Every now and again, a patient will be verbally abusive to the staff or a provider. I am aware that there can be situations that are certainly upsetting and frustrating for patients. Our office staff is adept at handling these patients calmly and politely. No one deserves to be berated though, so this is often grounds for patient dismissal from the practice, or at least a serious discussion that this type of behavior will not be tolerated.

Difficult interactions with patients can damage or preclude a therapeutic relationship between provider and patient. Having set office policies that outline the best ways to manage these situations is important, though that doesn’t always solve the problem.

Discharging a patient from a practice is certainly not something anyone wants to do on a routine basis and can negatively impact a practice’s reputation. How do you best handle difficult patients or rude behavior at the office?

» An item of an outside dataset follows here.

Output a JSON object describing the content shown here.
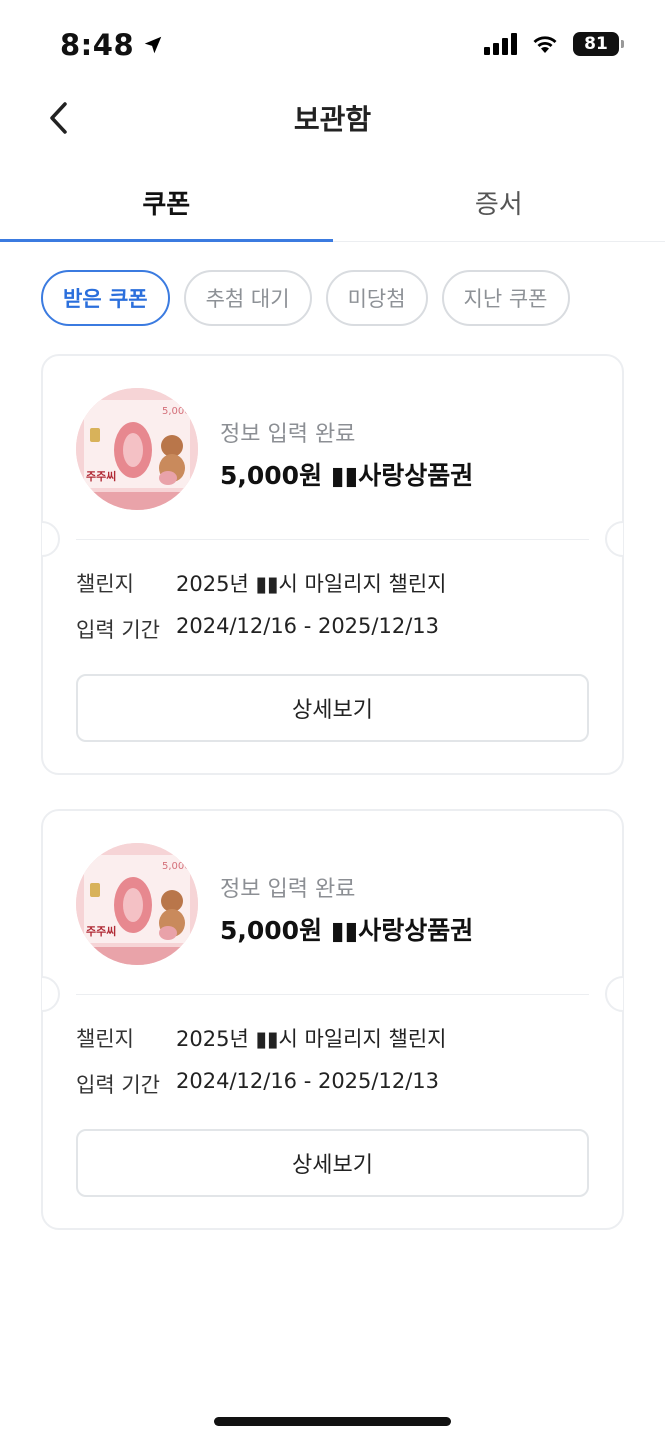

Robyn Carlisle, MSN, CNM, WHNP, works as a full-scope midwife at University Doctors and Kennedy University Hospital in Sewell, N.J.